Yellowknife city councillors vote on a motion on February 13 during a live webcast
Yellowknife city councillors vote on a motion on February 13 during a live webcast.

Yellowknife’s city council held virtual meetings on Monday as a labour dispute with unions representing municipal workers continues.

Rather than the normal appearance of the city’s live-streaming technology, Monday’s lunchtime meeting – the first of two – took place in a format that did not publicly display the cameras of councillors.

Whether any of the participants were in City Hall to take the meeting was not clear.

Mayor of Yellowknife Rebecca Alty later said councillors’ cameras did not appear owing to a technical fault rather than a conscious decision.



“The webcast camera should have zoomed in on the … screen that shows all of council, like we did during Covid. It’ll be fixed before our meeting tonight,” Alty said by email, adding that the city would try to make a recording of the lunchtime meeting available that showed councillors’ faces, “so that folks can see council.”

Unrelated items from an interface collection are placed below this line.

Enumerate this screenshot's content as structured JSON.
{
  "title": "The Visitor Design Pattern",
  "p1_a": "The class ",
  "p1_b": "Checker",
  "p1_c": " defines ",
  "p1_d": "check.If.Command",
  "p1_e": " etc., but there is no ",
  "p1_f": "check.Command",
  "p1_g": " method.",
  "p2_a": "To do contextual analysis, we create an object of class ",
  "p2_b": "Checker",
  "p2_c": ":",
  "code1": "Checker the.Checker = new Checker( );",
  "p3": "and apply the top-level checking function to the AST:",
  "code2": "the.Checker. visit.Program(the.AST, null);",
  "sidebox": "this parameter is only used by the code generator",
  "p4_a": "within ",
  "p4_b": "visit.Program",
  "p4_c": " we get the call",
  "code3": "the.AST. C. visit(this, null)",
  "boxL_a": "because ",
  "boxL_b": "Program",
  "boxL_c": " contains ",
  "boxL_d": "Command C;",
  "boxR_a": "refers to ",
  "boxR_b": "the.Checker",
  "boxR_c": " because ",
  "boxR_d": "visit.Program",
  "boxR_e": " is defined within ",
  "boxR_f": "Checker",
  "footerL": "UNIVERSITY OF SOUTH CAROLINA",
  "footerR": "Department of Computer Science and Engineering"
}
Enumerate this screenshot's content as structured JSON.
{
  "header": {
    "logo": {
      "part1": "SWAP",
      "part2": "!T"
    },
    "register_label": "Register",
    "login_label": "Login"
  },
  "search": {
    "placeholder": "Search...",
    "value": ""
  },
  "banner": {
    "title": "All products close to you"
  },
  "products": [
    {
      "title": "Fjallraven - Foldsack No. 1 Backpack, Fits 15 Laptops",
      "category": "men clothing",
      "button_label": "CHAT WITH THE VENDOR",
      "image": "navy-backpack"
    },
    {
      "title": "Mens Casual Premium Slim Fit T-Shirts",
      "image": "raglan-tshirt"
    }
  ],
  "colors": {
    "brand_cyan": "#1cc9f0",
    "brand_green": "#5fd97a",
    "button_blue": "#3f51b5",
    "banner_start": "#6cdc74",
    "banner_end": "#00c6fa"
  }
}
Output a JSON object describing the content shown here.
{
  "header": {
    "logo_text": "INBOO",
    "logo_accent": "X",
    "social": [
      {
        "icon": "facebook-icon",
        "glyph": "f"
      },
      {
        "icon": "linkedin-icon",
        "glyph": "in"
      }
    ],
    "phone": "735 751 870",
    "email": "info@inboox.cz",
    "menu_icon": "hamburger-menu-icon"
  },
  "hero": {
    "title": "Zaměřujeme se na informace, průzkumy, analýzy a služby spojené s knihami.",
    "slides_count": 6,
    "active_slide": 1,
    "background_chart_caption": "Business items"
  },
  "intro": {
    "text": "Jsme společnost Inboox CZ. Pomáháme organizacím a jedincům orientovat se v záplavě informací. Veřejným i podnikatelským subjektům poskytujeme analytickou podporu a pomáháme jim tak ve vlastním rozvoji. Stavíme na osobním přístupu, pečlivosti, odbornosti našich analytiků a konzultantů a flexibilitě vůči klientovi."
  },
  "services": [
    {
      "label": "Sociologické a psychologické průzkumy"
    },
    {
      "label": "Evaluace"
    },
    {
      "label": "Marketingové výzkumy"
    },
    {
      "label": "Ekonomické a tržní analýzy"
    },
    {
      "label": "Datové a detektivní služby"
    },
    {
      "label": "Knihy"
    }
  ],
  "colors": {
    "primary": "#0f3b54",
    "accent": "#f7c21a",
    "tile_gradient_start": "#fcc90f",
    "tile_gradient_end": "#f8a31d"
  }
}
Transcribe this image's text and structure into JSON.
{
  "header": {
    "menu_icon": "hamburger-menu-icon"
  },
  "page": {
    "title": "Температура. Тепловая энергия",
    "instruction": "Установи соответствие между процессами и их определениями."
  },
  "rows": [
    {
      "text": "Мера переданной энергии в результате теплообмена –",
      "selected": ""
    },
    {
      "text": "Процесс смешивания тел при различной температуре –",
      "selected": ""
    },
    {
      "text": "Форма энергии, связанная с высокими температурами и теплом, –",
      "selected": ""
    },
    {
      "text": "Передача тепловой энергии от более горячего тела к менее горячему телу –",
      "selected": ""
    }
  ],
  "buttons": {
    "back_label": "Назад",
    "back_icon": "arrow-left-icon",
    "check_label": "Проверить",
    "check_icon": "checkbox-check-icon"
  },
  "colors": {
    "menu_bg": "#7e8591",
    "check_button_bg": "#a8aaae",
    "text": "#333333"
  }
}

In their lunchtime meeting, councillors briefly discussed how some federal funding to tackle homelessness will be used. After just under 10 minutes, the meeting moved in camera – meaning its proceedings stopped being public – to deal with a heritage committee matter. The entire meeting, including the brief in-camera portion, wrapped up after 15 minutes.

The ongoing strike and lockout had not been on Monday’s agenda and was not added to it by any of those present.

Councillors’ Monday lunchtime meetings, known as Governance and Priorities Committee, ordinarily serve as a home for briefings and preliminary discussions ahead of formal decisions taken at evening full meetings.



Their durations vary considerably depending on the matters at hand: in the past three months, the public portions of GPC meetings have run for as long as three hours and as little as three minutes.

So far, the city’s primary spokesperson on its dispute with the unions has been city manager Sheila Bassi-Kellett. The voices of Yellowknife’s mayor and council have been heard less frequently.

Several councillors who are also Union of Northern Workers members issued a joint statement when the union addressed a public letter to them last week, and one councillor, Cat McGurk, made a live radio appearance that briefly touched on the issue of the strike. Mayor Alty, who published a statement before the work stoppage commenced last week, has subsequently sought mostly to amplify statements issued by City Hall.

Mediated talks between the unions and the city were expected to continue on Monday, though there was no update regarding those discussion as of 7pm.

The day’s second gathering of councillors, a full council meeting on Monday evening, took less than five minutes from start to finish – this time with councillors visible on the webcast, most appearing to be at home. Alty appeared in an office setting.

Labour relations did not form part of a relatively light agenda that touched on a tax arrears auction and the appointment of members to a homelessness advisory board.

Since the fall’s election, several councillors have turned to a previously little-used item that appears as standard on council agendas – members’ statements – to provide their views on topical issues.

However, during a pregnant pause left by Alty when that item was reached on Monday evening, no councillors took the opportunity.